What you will do: The reply must contain all of the records, unchanged.

Data extract START

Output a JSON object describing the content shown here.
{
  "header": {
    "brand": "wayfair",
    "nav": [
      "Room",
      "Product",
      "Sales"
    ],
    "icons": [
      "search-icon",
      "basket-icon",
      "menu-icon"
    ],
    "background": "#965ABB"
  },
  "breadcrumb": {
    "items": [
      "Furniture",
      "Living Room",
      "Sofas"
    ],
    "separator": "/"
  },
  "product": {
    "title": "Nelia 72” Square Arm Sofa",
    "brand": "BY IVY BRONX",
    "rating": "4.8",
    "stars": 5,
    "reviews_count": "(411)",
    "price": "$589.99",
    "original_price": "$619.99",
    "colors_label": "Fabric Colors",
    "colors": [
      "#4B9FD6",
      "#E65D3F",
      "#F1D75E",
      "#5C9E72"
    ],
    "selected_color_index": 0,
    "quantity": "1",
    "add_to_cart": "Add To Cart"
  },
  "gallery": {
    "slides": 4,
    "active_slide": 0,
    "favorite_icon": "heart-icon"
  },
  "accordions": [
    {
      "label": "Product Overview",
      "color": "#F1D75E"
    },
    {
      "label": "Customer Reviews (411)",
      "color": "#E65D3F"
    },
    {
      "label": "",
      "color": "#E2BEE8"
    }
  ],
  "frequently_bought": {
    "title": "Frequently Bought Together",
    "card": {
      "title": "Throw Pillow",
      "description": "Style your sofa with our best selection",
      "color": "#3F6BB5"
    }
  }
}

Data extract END

Solution to the exercise:
Output a JSON object describing the content shown here.
{
  "header": {
    "brand": "wayfair",
    "nav": [
      "Room",
      "Product",
      "Sales"
    ],
    "icons": [
      "search-icon",
      "basket-icon",
      "menu-icon"
    ],
    "background": "#965ABB"
  },
  "breadcrumb": {
    "items": [
      "Furniture",
      "Living Room",
      "Sofas"
    ],
    "separator": "/"
  },
  "product": {
    "title": "Nelia 72” Square Arm Sofa",
    "brand": "BY IVY BRONX",
    "rating": "4.8",
    "stars": 5,
    "reviews_count": "(411)",
    "price": "$589.99",
    "original_price": "$619.99",
    "colors_label": "Fabric Colors",
    "colors": [
      "#4B9FD6",
      "#E65D3F",
      "#F1D75E",
      "#5C9E72"
    ],
    "selected_color_index": 0,
    "quantity": "1",
    "add_to_cart": "Add To Cart"
  },
  "gallery": {
    "slides": 4,
    "active_slide": 0,
    "favorite_icon": "heart-icon"
  },
  "accordions": [
    {
      "label": "Product Overview",
      "color": "#F1D75E"
    },
    {
      "label": "Customer Reviews (411)",
      "color": "#E65D3F"
    },
    {
      "label": "",
      "color": "#E2BEE8"
    }
  ],
  "frequently_bought": {
    "title": "Frequently Bought Together",
    "card": {
      "title": "Throw Pillow",
      "description": "Style your sofa with our best selection",
      "color": "#3F6BB5"
    }
  }
}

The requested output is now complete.